Sunday, 23 August 2009
Apologies for so many photos of myself in this post, but I wanted to show you some of the clothes I've been sewing, and they look a bit boring when they aren't on a person. So, firstly here are the costumes from my belly dancing end of term student performance.
The banana costume was such fun to make, I love any excuse to put fruit on my head! The bananas were made of polystyrene and when I had them on I was so wide but I kept forgetting and crashing into the edges of doors with them. I made the bra from some stretch leopard-print lycra I had lying around, and I like the 50s style ruching in the middle.
I was very proud of myself for getting together this outfit which I though looked rather nice, and cost nearly nothing. The only caveat for this costume was that it must have a flowing chiffon skirt, and of course a veil (being a veil dance). The single appropriate skirt I had was from the burlesque performance last year, in my least varourite colour of white. I absolutely refused to make another one, as not only do they take a vast amount of fabric, but also involve standing on the kitchen table in high heels while a long-suffering aunt trims the metres and metres of hem to the right length, which you then have to hem.
So I decided to go with red and white, with silver accents and pearls. You don't see pearls very often in belly dance costumes, but they seem very middle eastern and Arabian Nights-ish to me. So the skirt and veil were from previous performances, the coin scarf is my usual practice one, and I borrowed the pearl necklaces from a friend at work. The only thing I had to make was the bra, which was an old push-up bra covered with red stretch velvet covered with tiny silver stars and moons.
This is what the Wolf calles my 'caravan skirt' as he thinks it looks like caravan curtains. I bought the fabric at the
Camberwell Market for $3, it is a polished cotton, and I had just enough to make a half-circle skirt, with a side pocket. It took two whole evenings to hand sew the hem, but I think that looks a lot more authentically old-fashioned than a machine hemmed one. I am wearing it over a black nylon tiered petticoat, just to give it some volume. I think I should have waited until I put my lipstick on, as I am looking rather pale, and I pale orange rose in my hair would finish the outfit off nicely, but all in all, not too bad.
In the background you can see our back garden, with the bungalow, and Hills Hoist washing line taking up pride of place right in the middle. Very 1950s suburbia. It is massive and you can wash all your sheets and towels and clothes and dry them all in a couple of hours, so I don't mind its hidiousness.

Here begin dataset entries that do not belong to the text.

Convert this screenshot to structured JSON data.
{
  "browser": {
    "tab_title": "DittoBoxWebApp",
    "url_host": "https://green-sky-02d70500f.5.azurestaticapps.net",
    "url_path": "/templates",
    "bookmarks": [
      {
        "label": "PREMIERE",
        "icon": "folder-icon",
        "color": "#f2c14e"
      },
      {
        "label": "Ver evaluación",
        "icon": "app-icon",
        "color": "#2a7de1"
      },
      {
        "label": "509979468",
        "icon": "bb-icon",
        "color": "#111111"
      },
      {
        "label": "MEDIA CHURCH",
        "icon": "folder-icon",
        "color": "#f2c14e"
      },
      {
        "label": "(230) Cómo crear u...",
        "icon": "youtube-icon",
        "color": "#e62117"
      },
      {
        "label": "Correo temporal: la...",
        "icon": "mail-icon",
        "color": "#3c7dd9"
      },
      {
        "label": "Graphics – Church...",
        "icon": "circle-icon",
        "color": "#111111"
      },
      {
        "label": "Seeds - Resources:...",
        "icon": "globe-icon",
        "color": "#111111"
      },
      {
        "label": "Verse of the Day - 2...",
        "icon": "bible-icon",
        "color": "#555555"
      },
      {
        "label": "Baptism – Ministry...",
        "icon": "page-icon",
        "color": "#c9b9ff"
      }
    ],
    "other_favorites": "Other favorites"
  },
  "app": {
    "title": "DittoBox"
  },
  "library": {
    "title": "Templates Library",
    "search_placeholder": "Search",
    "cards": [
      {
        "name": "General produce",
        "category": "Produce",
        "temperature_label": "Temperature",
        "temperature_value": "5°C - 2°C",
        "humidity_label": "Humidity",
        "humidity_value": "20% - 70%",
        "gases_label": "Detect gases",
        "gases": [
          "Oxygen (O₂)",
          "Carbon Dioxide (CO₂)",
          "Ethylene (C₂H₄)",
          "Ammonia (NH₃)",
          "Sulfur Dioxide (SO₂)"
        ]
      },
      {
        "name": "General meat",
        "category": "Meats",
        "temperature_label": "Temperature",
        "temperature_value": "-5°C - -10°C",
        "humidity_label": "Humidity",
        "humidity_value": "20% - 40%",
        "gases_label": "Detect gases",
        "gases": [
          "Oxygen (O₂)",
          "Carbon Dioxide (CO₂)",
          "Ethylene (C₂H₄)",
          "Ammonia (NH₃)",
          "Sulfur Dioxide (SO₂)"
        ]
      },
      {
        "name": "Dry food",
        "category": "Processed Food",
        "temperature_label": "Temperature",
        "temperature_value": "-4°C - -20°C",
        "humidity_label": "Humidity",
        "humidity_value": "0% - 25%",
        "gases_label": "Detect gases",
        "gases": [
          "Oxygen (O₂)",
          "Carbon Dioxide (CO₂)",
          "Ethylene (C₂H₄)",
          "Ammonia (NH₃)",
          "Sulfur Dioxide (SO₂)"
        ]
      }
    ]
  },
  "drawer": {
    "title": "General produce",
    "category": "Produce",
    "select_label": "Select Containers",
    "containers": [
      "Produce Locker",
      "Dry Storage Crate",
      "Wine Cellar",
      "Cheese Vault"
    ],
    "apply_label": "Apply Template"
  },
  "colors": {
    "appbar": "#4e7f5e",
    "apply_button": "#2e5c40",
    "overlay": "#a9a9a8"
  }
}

I used to be a Goth, and I honestly never though there would come a day when I wore yellow, but here we are. I bought the shoes in Launceston when I was visiting my parents, they are leather with satin bows on the front, and they make me feel very cheerful. The belt was from some cheap shop on Brunswick street, the skirt is second hand, and the top is an old one from Supre perhaps?
And finally, hooray! here is my Cherry cardigan, finished at last! I changed the pattern slightly to make the waist smaller, as I wanted a really fitted Jayne Mansfield kind of look, and left out the waist drawstring and eyelets. You can't really tell, but it is made of an angora/cotton/cashmere/synthetic blend (Rowan Cashcotton, which has very annoyingly been discontinued) so it is slightly fuzzy and very soft and touchable. I am so happy that I have finally made a knitted garment for myself that actually turned out how I wanted it to, and that I want to wear more than once!
Tuesday, 11 August 2009
The Melbourne International Film Festival has been in town, and I've managed to squeeze in a few films between work. One of these was Katalin Varga, a beautiful, haunting Romanian/Hungarian film by Peter Strickland. It is set in Transylvania, and the scenery is absolutely stunning, it brought back memories of my brief trip there in 2007. Here is a link to a interview with the director and some lovely photos (just letting you know it's a PDF).
The other film I saw was a fantastic Serbian one called Tears for Sale, a wonderful fairy-tale like story set in the 1920s in a remote village where all the men except one have been killed in the war. When two sisters (who make a living as professional mourners at funerals) accidentally kill him, they must set out to find replacement men for the village's women or be forever haunted by their grandmother's spirit. Apparently it is the most expensive Serbian film made to this date, with lavish costumes, gorgeous sets, and lots of special effects, but all this just serves to enhance rather than detract from the crazy plot, which has a distinctly magic-realist feel to it.